* **WHAT IS BEING ASKED**
This exercise calls for the data below to be retyped exactly, minus any images.

* **EXERCISE DATA**
════════════════
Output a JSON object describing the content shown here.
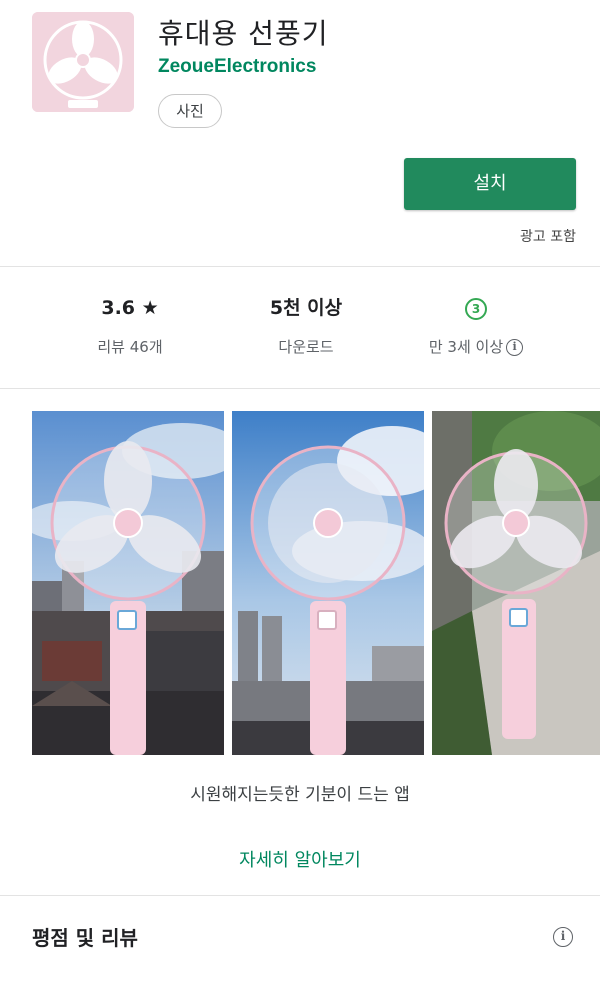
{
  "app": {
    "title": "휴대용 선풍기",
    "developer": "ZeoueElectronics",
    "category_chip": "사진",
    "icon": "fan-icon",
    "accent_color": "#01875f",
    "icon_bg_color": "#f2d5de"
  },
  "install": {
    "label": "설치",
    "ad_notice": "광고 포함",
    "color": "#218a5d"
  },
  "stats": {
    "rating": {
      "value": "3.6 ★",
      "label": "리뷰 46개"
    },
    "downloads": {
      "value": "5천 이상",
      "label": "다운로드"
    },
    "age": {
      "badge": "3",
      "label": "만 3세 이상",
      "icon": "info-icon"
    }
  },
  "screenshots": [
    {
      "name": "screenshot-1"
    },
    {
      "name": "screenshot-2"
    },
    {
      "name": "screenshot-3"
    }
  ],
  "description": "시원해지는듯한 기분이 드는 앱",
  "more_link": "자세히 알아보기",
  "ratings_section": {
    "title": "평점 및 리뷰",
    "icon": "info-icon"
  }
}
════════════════
* **OUTPUT FOR THIS EXERCISE**
Output a JSON object describing the content shown here.
{
  "app": {
    "title": "휴대용 선풍기",
    "developer": "ZeoueElectronics",
    "category_chip": "사진",
    "icon": "fan-icon",
    "accent_color": "#01875f",
    "icon_bg_color": "#f2d5de"
  },
  "install": {
    "label": "설치",
    "ad_notice": "광고 포함",
    "color": "#218a5d"
  },
  "stats": {
    "rating": {
      "value": "3.6 ★",
      "label": "리뷰 46개"
    },
    "downloads": {
      "value": "5천 이상",
      "label": "다운로드"
    },
    "age": {
      "badge": "3",
      "label": "만 3세 이상",
      "icon": "info-icon"
    }
  },
  "screenshots": [
    {
      "name": "screenshot-1"
    },
    {
      "name": "screenshot-2"
    },
    {
      "name": "screenshot-3"
    }
  ],
  "description": "시원해지는듯한 기분이 드는 앱",
  "more_link": "자세히 알아보기",
  "ratings_section": {
    "title": "평점 및 리뷰",
    "icon": "info-icon"
  }
}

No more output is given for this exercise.